» **Exercise objective**:
Which lines below include the string "States"? Please show each one.
'''
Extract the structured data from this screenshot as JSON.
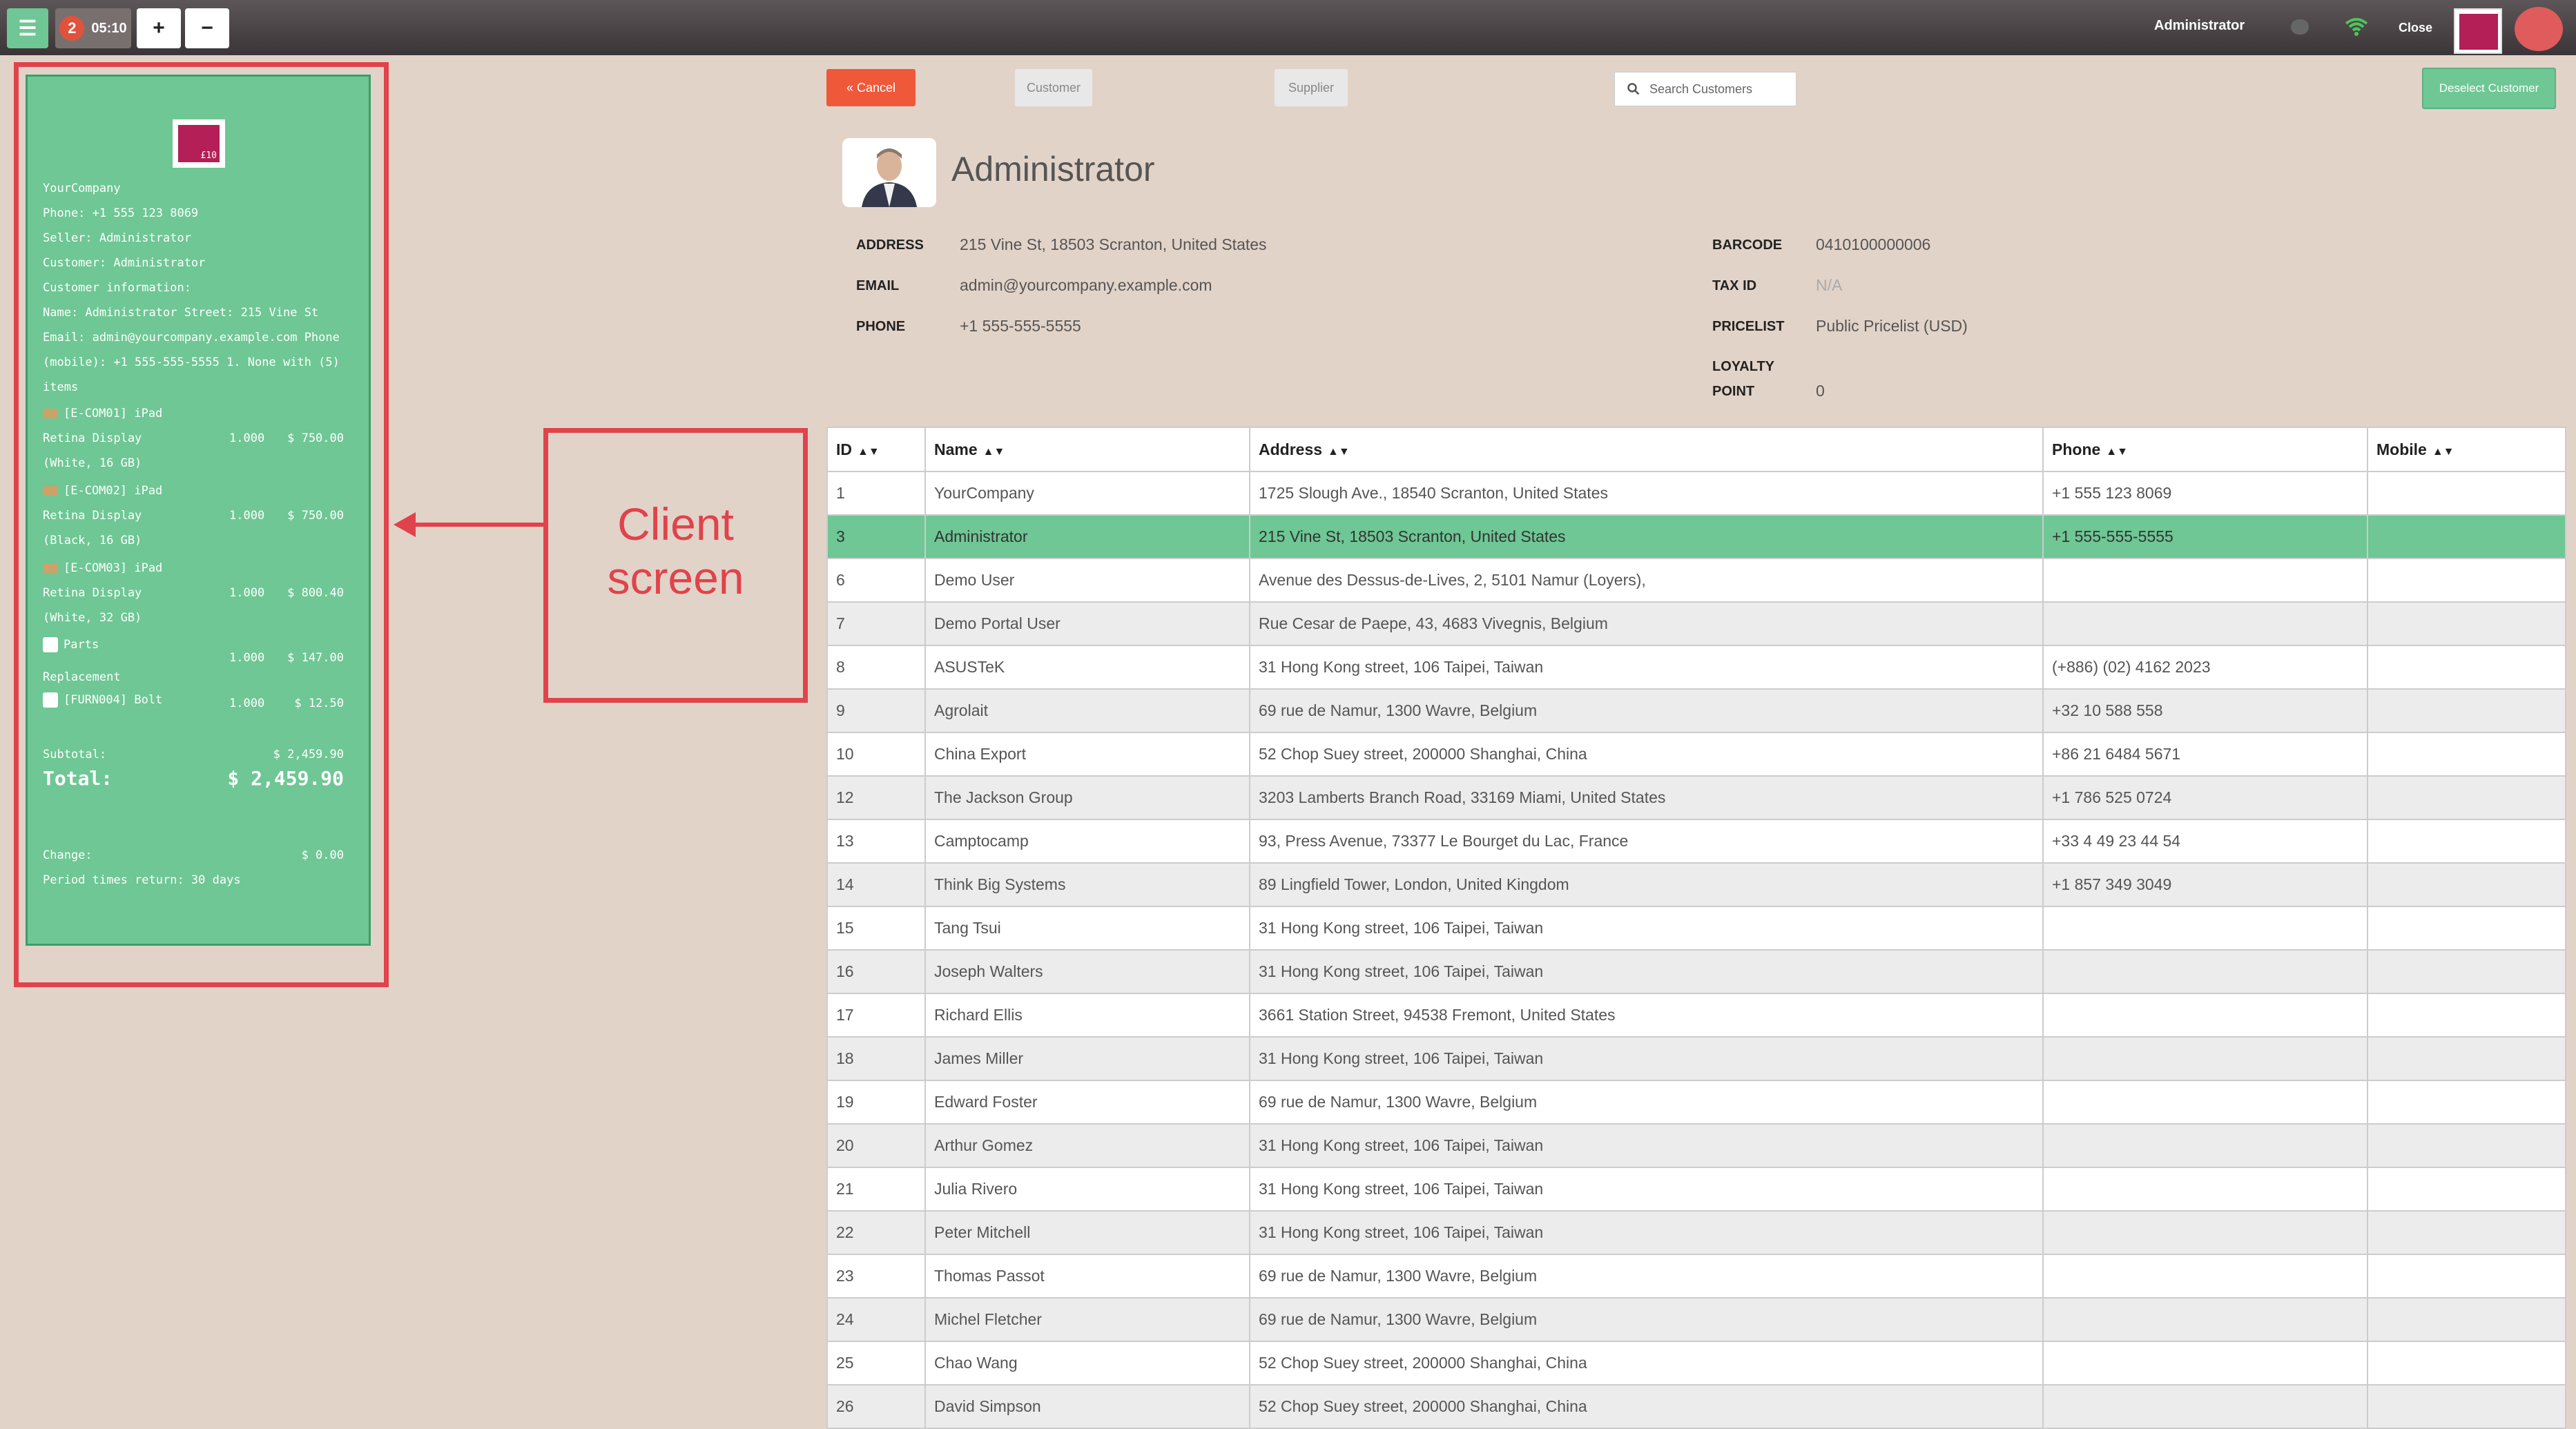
{
  "topbar": {
    "order_count": "2",
    "order_time": "05:10",
    "plus": "+",
    "minus": "−",
    "user": "Administrator",
    "close": "Close"
  },
  "receipt": {
    "logo_text": "£10",
    "lines": [
      "YourCompany",
      "Phone: +1 555 123 8069",
      "Seller: Administrator",
      "Customer: Administrator",
      "Customer information:",
      "Name: Administrator Street: 215 Vine St",
      "Email: admin@yourcompany.example.com Phone",
      "(mobile): +1 555-555-5555 1. None with (5)",
      "items"
    ],
    "items": [
      {
        "name1": "[E-COM01] iPad",
        "name2": "Retina Display",
        "name3": "(White, 16 GB)",
        "qty": "1.000",
        "price": "$ 750.00"
      },
      {
        "name1": "[E-COM02] iPad",
        "name2": "Retina Display",
        "name3": "(Black, 16 GB)",
        "qty": "1.000",
        "price": "$ 750.00"
      },
      {
        "name1": "[E-COM03] iPad",
        "name2": "Retina Display",
        "name3": "(White, 32 GB)",
        "qty": "1.000",
        "price": "$ 800.40"
      },
      {
        "name1": "Parts",
        "name2": "Replacement",
        "name3": "",
        "qty": "1.000",
        "price": "$ 147.00"
      },
      {
        "name1": "[FURN004] Bolt",
        "name2": "",
        "name3": "",
        "qty": "1.000",
        "price": "$ 12.50"
      }
    ],
    "subtotal_label": "Subtotal:",
    "subtotal": "$ 2,459.90",
    "total_label": "Total:",
    "total": "$ 2,459.90",
    "change_label": "Change:",
    "change": "$ 0.00",
    "return_period": "Period times return: 30 days"
  },
  "annotation": {
    "label_line1": "Client",
    "label_line2": "screen"
  },
  "actions": {
    "cancel": "« Cancel",
    "customer": "Customer",
    "supplier": "Supplier",
    "search_placeholder": "Search Customers",
    "deselect": "Deselect Customer"
  },
  "customer": {
    "name": "Administrator",
    "address_label": "ADDRESS",
    "address": "215 Vine St, 18503 Scranton, United States",
    "email_label": "EMAIL",
    "email": "admin@yourcompany.example.com",
    "phone_label": "PHONE",
    "phone": "+1 555-555-5555",
    "barcode_label": "BARCODE",
    "barcode": "0410100000006",
    "taxid_label": "TAX ID",
    "taxid": "N/A",
    "pricelist_label": "PRICELIST",
    "pricelist": "Public Pricelist (USD)",
    "loyalty_label1": "LOYALTY",
    "loyalty_label2": "POINT",
    "loyalty": "0"
  },
  "table": {
    "headers": [
      "ID",
      "Name",
      "Address",
      "Phone",
      "Mobile"
    ],
    "rows": [
      [
        "1",
        "YourCompany",
        "1725 Slough Ave., 18540 Scranton, United States",
        "+1 555 123 8069",
        ""
      ],
      [
        "3",
        "Administrator",
        "215 Vine St, 18503 Scranton, United States",
        "+1 555-555-5555",
        ""
      ],
      [
        "6",
        "Demo User",
        "Avenue des Dessus-de-Lives, 2, 5101 Namur (Loyers),",
        "",
        ""
      ],
      [
        "7",
        "Demo Portal User",
        "Rue Cesar de Paepe, 43, 4683 Vivegnis, Belgium",
        "",
        ""
      ],
      [
        "8",
        "ASUSTeK",
        "31 Hong Kong street, 106 Taipei, Taiwan",
        "(+886) (02) 4162 2023",
        ""
      ],
      [
        "9",
        "Agrolait",
        "69 rue de Namur, 1300 Wavre, Belgium",
        "+32 10 588 558",
        ""
      ],
      [
        "10",
        "China Export",
        "52 Chop Suey street, 200000 Shanghai, China",
        "+86 21 6484 5671",
        ""
      ],
      [
        "12",
        "The Jackson Group",
        "3203 Lamberts Branch Road, 33169 Miami, United States",
        "+1 786 525 0724",
        ""
      ],
      [
        "13",
        "Camptocamp",
        "93, Press Avenue, 73377 Le Bourget du Lac, France",
        "+33 4 49 23 44 54",
        ""
      ],
      [
        "14",
        "Think Big Systems",
        "89 Lingfield Tower, London, United Kingdom",
        "+1 857 349 3049",
        ""
      ],
      [
        "15",
        "Tang Tsui",
        "31 Hong Kong street, 106 Taipei, Taiwan",
        "",
        ""
      ],
      [
        "16",
        "Joseph Walters",
        "31 Hong Kong street, 106 Taipei, Taiwan",
        "",
        ""
      ],
      [
        "17",
        "Richard Ellis",
        "3661 Station Street, 94538 Fremont, United States",
        "",
        ""
      ],
      [
        "18",
        "James Miller",
        "31 Hong Kong street, 106 Taipei, Taiwan",
        "",
        ""
      ],
      [
        "19",
        "Edward Foster",
        "69 rue de Namur, 1300 Wavre, Belgium",
        "",
        ""
      ],
      [
        "20",
        "Arthur Gomez",
        "31 Hong Kong street, 106 Taipei, Taiwan",
        "",
        ""
      ],
      [
        "21",
        "Julia Rivero",
        "31 Hong Kong street, 106 Taipei, Taiwan",
        "",
        ""
      ],
      [
        "22",
        "Peter Mitchell",
        "31 Hong Kong street, 106 Taipei, Taiwan",
        "",
        ""
      ],
      [
        "23",
        "Thomas Passot",
        "69 rue de Namur, 1300 Wavre, Belgium",
        "",
        ""
      ],
      [
        "24",
        "Michel Fletcher",
        "69 rue de Namur, 1300 Wavre, Belgium",
        "",
        ""
      ],
      [
        "25",
        "Chao Wang",
        "52 Chop Suey street, 200000 Shanghai, China",
        "",
        ""
      ],
      [
        "26",
        "David Simpson",
        "52 Chop Suey street, 200000 Shanghai, China",
        "",
        ""
      ]
    ],
    "selected_id": "3"
  }
}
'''
» **Solution for this exercise**:
    "address": "215 Vine St, 18503 Scranton, United States",
        "1725 Slough Ave., 18540 Scranton, United States",
        "215 Vine St, 18503 Scranton, United States",
        "3203 Lamberts Branch Road, 33169 Miami, United States",
        "3661 Station Street, 94538 Fremont, United States",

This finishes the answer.